According to reports, India and France are nearing an agreement on the cooperative development of a 125KN engine that will power the AMCA. The agreement is anticipated to be finalised soon.
The Indian Air Force’s futuristic aircraft AMCA, according to some experts, could be modelled after the American F-35. If true, this might result in better interoperability between the Indian and US Air Forces, as well as causing major headaches for the PLAAF.
AMCA will be a single-seat stealth fighter jet with twin turbofan engines that can fly in all weather conditions. It will be capable of air superiority, ground strikes, enemy air defence suppression, and electronic warfare, among other things. China is apparently developing a two-seat J-20 version.
AMCA is built for super-cruise and has a smaller radar cross-section. Both of these qualities are already present in the J-20 Mighty Dragon, which the AMCA strives to include. Furthermore, the J-20 made its first flight a decade ago and was inducted into the Hall of Fame in 2017, whilst the AMCA is yet to fly.
In stealth mode, the 20-ton AMCA fighter could carry one-and-a-half tonnes of ordnance in internal weapon bays. On external pylons under the wings and fuselage, the non-stealth model would carry weaponry, targeting and observation pods, as well as fuel tanks.
The AMCA, like the indigenous LCA Tejas, may be equipped with Python missiles, Astra BVRAAM, Vympel R-77 and R-73 air-to-air missiles, the Kh-59ME TV guided stand-off missile, and the Kh-59MK laser-guided stand-off missile. Advanced missiles could be acquired for the AMCA, much as India sought HAMMER missiles for the LCA.
According to reports, the AMCA could be armed with Directed Energy Weapons (DEWs), similar to what China’s J-20 is expected to receive, according to a Global Times storey.
Modern radars and electronic warfare capabilities with “sixth-generation characteristics” will be included of the AMCA’s avionics suite. For enhanced stealth, the jet will have a low radar cross-section, as well as AI-based technology and an upgraded cockpit display with a touch screen interface.
All of these specifications should put the plane on pace with the J-20. The AMCA is expected to include thrust-vectoring engines, according to reports. The J-20 is planning to equip its WS-10 engines with thrust vectoring technology, while the WS-15 already has this capability for improved manoeuvrability.
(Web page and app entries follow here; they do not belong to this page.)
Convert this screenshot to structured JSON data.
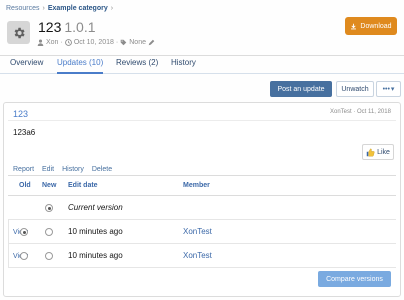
{
  "breadcrumb": {
    "items": [
      "Resources",
      "Example category"
    ]
  },
  "resource": {
    "title": "123",
    "version": "1.0.1",
    "author": "Xon",
    "date": "Oct 10, 2018",
    "tags": "None"
  },
  "download_label": "Download",
  "tabs": [
    {
      "label": "Overview",
      "active": false
    },
    {
      "label": "Updates (10)",
      "active": true
    },
    {
      "label": "Reviews (2)",
      "active": false
    },
    {
      "label": "History",
      "active": false
    }
  ],
  "toolbar": {
    "post_label": "Post an update",
    "unwatch_label": "Unwatch",
    "more_label": "•••"
  },
  "update": {
    "title": "123",
    "meta": "XonTest · Oct 11, 2018",
    "body": "123a6",
    "like_label": "Like"
  },
  "actions": [
    "Report",
    "Edit",
    "History",
    "Delete"
  ],
  "history": {
    "headers": {
      "old": "Old",
      "new": "New",
      "date": "Edit date",
      "member": "Member"
    },
    "rows": [
      {
        "date": "Current version",
        "member": "",
        "view": "",
        "old_radio": false,
        "new_radio": true,
        "new_checked": true,
        "old_checked": false,
        "italic": true
      },
      {
        "date": "10 minutes ago",
        "member": "XonTest",
        "view": "View",
        "old_radio": true,
        "new_radio": true,
        "old_checked": true,
        "new_checked": false,
        "italic": false
      },
      {
        "date": "10 minutes ago",
        "member": "XonTest",
        "view": "View",
        "old_radio": true,
        "new_radio": true,
        "old_checked": false,
        "new_checked": false,
        "italic": false
      }
    ]
  },
  "compare_label": "Compare versions",
  "colors": {
    "accent": "#47709f",
    "download": "#df8a1e",
    "link": "#4a7cc9",
    "compare": "#7aaae0"
  }
}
Air superiority is a main goal for both the Chinese J-20 and the Indian AMCA. While the Chinese Air Force produced its fifth-generation fighter years ago, the inclusion of a similar aircraft to the IAF’s arsenal could create a power balance between the two rivals who have been embroiled in a border standoff for a long time.